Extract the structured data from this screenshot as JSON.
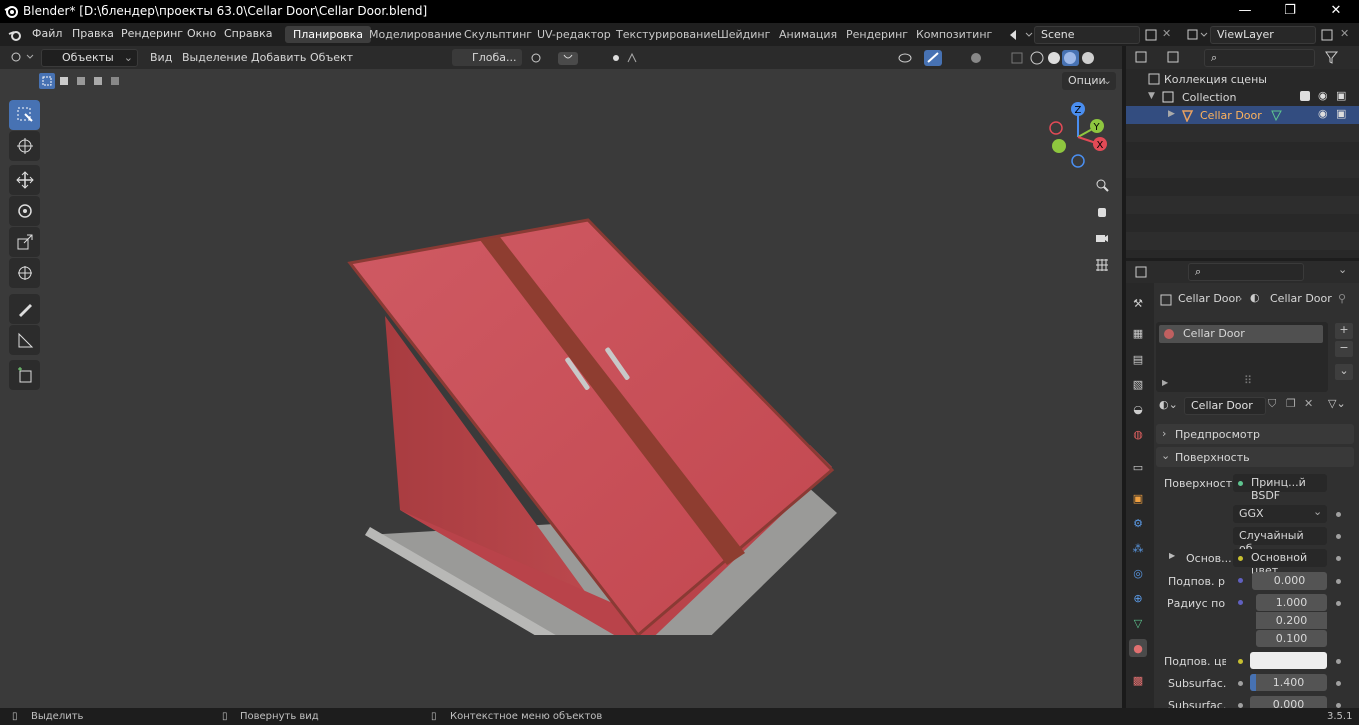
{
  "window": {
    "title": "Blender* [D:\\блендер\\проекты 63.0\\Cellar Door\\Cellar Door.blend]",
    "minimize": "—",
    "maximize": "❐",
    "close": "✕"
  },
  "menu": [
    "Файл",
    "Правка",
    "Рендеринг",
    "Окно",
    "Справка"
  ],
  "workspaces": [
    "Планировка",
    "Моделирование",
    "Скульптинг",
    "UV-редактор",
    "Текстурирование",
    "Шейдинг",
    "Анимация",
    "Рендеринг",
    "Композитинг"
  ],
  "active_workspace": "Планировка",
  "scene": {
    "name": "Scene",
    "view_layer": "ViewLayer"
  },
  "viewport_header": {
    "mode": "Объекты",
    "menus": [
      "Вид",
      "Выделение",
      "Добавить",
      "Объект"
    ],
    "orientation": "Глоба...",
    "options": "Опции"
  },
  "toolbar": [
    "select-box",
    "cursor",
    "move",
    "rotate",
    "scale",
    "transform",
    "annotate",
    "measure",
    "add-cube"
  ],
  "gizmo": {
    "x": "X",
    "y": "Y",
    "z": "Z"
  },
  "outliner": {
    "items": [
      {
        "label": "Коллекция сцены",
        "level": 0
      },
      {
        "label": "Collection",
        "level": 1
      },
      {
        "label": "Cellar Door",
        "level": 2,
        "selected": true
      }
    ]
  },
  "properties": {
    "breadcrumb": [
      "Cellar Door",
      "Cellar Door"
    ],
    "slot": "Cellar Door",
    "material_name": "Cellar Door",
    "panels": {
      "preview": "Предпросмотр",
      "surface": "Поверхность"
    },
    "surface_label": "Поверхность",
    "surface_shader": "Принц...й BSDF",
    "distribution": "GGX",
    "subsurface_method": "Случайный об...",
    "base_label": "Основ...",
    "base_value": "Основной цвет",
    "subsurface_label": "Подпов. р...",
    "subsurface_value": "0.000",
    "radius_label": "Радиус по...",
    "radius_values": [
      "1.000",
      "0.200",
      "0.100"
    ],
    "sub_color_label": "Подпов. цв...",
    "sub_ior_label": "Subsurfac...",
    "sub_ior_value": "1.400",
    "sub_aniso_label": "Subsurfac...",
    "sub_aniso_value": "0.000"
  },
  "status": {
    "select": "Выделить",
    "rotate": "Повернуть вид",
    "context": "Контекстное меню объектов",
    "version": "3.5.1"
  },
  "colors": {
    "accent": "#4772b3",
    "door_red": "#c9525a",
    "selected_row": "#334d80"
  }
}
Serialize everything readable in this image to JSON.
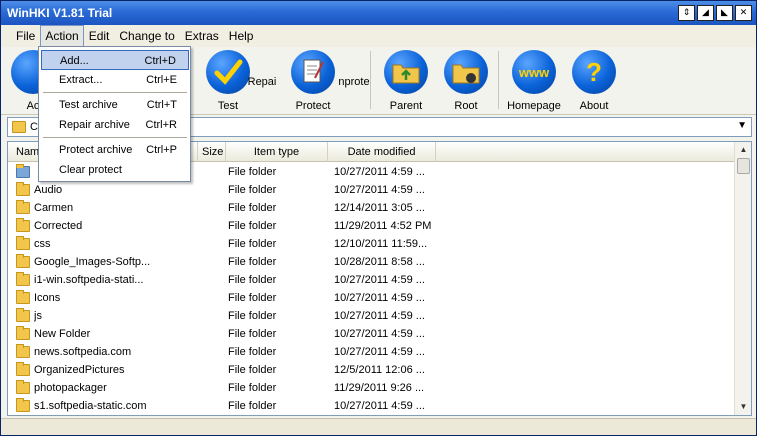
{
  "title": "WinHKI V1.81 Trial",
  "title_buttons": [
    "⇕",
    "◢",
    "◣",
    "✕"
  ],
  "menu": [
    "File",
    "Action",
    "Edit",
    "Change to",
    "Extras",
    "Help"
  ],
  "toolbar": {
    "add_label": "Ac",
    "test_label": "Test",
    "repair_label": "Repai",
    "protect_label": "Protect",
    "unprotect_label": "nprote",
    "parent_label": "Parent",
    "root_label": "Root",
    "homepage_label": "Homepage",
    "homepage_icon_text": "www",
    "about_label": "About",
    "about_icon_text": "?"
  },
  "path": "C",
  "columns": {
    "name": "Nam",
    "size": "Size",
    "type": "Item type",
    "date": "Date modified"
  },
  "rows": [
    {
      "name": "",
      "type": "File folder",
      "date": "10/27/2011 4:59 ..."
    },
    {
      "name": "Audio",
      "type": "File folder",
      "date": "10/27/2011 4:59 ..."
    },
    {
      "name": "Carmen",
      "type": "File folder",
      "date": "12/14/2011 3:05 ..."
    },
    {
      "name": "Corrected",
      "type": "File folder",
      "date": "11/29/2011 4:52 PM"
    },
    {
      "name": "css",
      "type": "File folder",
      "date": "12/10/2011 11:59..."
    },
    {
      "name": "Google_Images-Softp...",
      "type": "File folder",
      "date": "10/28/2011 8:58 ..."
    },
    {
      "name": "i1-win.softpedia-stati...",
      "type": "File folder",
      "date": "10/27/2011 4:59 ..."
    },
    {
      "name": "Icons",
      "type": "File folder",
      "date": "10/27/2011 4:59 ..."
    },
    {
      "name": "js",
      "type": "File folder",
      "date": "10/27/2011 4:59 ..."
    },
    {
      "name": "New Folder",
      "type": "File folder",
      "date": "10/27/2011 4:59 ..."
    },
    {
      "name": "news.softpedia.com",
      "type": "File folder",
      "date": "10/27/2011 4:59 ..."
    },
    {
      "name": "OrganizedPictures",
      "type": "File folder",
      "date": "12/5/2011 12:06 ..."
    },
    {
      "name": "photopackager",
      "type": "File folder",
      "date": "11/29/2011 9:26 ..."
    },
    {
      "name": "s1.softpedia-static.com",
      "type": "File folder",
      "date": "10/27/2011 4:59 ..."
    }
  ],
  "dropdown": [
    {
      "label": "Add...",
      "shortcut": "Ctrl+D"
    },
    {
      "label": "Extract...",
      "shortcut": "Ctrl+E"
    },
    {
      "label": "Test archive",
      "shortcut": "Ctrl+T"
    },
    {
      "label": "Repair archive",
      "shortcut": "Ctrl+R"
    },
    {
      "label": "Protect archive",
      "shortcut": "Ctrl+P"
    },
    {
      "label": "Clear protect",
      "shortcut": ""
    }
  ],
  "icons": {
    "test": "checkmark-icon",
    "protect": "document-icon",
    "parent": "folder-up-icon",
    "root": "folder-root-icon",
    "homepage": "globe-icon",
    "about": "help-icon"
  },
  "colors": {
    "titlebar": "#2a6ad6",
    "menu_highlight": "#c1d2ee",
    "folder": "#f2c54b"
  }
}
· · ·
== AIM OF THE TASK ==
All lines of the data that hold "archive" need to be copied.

== ANSWER FOR THIS EXERCISE ==
      "label": "Test archive",
      "label": "Repair archive",
      "label": "Protect archive",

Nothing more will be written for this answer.